INSTRUCTIONS FOR THE TASK: Filter these entries, keeping only lines that hold the word "Score".

RECORDED DATA:
++++++

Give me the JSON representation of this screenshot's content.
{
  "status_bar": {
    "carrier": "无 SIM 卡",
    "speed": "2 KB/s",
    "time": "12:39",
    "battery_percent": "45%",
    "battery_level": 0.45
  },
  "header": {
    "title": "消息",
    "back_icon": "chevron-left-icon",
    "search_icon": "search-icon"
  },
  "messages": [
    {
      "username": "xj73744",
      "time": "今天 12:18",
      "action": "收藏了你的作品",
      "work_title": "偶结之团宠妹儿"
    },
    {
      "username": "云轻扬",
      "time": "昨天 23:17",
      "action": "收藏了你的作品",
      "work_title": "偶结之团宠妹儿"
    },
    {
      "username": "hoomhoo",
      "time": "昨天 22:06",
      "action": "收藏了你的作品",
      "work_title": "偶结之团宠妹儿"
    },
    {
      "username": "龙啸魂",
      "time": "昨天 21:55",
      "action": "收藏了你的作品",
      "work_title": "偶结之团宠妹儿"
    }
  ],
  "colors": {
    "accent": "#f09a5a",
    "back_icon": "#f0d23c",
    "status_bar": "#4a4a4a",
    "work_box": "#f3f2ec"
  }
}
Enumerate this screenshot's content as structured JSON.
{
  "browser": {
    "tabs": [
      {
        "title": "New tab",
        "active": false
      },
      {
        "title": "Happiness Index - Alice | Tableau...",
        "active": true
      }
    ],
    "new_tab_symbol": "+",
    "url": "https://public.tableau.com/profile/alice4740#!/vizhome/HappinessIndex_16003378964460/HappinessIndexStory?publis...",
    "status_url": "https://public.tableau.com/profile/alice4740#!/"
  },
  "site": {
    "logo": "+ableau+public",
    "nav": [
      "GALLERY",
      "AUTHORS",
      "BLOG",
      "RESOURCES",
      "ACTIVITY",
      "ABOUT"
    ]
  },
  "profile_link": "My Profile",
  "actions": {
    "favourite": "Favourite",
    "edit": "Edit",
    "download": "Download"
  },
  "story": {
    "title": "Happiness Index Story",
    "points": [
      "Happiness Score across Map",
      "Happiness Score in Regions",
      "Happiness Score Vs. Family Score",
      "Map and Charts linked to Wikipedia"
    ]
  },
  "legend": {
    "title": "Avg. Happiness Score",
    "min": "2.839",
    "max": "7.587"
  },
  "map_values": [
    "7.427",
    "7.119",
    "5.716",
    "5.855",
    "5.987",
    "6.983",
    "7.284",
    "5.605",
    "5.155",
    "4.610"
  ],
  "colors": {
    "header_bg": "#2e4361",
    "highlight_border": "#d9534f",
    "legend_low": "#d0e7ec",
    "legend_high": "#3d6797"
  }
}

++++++

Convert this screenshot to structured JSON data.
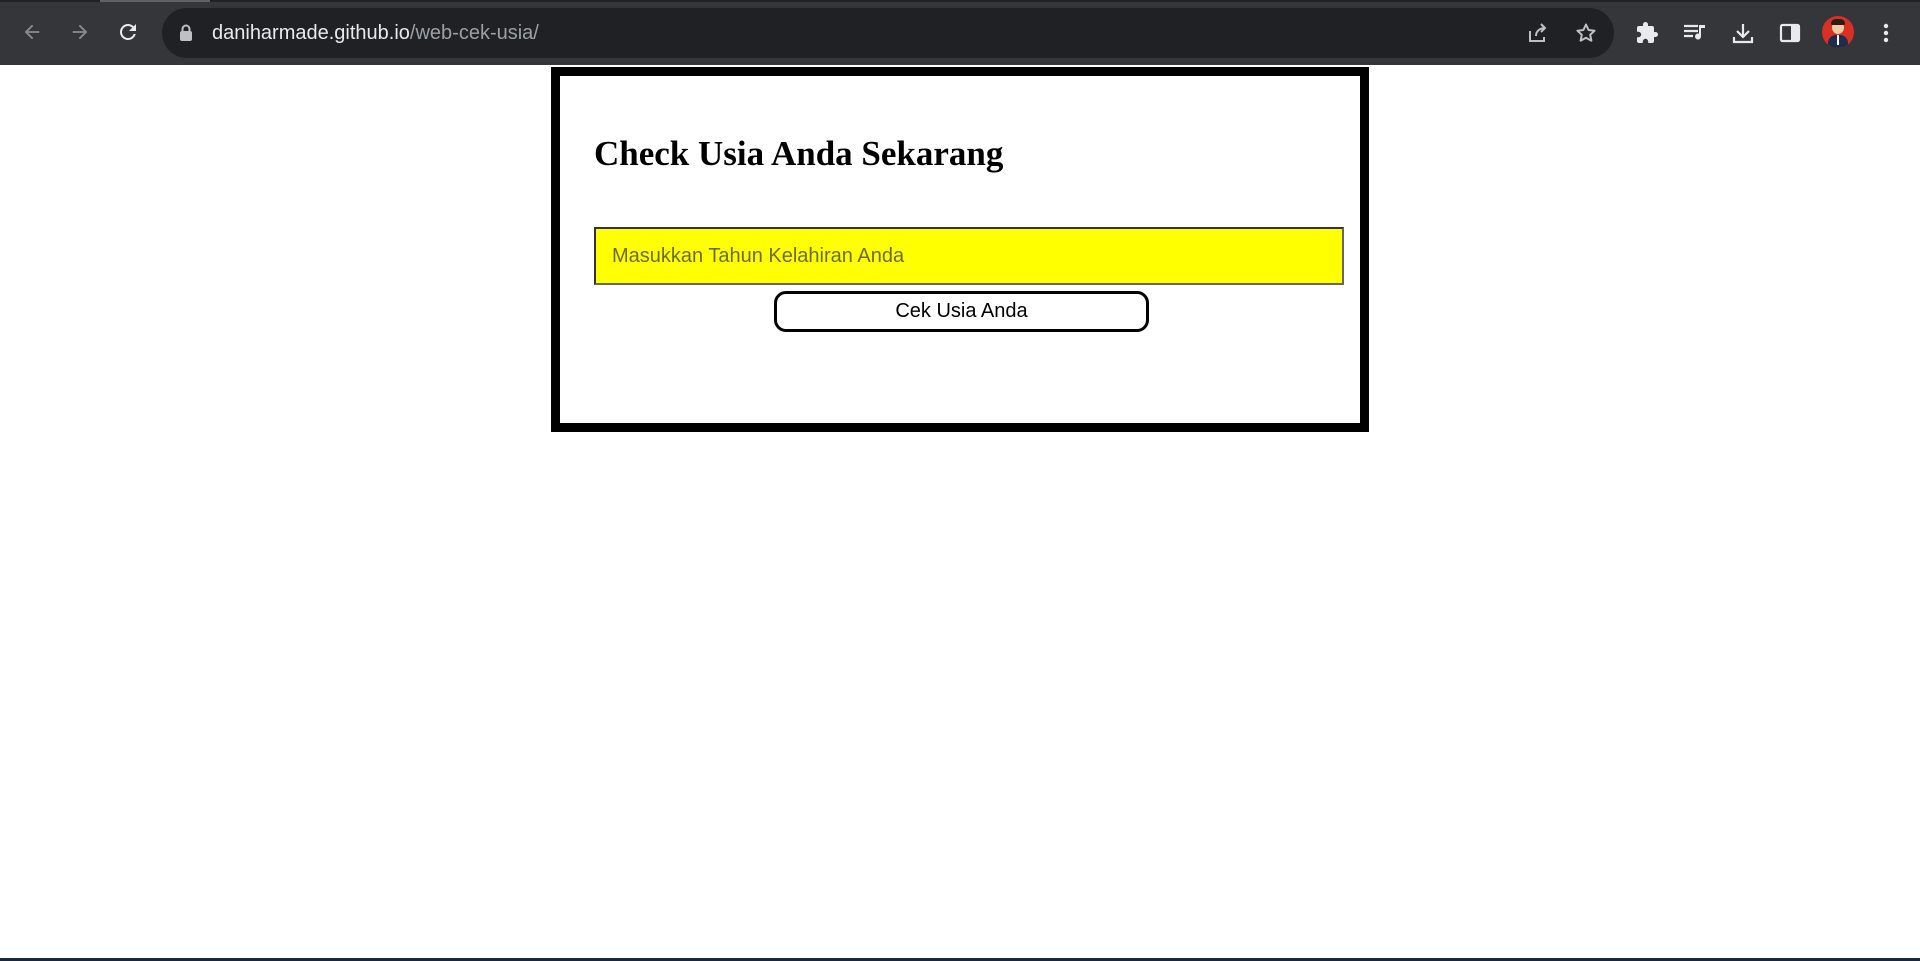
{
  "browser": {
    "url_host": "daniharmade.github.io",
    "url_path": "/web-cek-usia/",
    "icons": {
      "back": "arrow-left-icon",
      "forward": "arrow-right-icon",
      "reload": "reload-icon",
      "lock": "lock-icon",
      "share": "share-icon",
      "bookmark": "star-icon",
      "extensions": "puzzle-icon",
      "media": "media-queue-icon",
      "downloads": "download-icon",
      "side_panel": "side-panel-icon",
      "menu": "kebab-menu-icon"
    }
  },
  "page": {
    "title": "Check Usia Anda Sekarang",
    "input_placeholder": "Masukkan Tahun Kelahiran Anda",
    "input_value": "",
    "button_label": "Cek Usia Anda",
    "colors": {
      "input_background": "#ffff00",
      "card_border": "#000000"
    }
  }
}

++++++

RESPONSE BOX:
      "Happiness Score across Map",
      "Happiness Score in Regions",
      "Happiness Score Vs. Family Score",
    "title": "Avg. Happiness Score",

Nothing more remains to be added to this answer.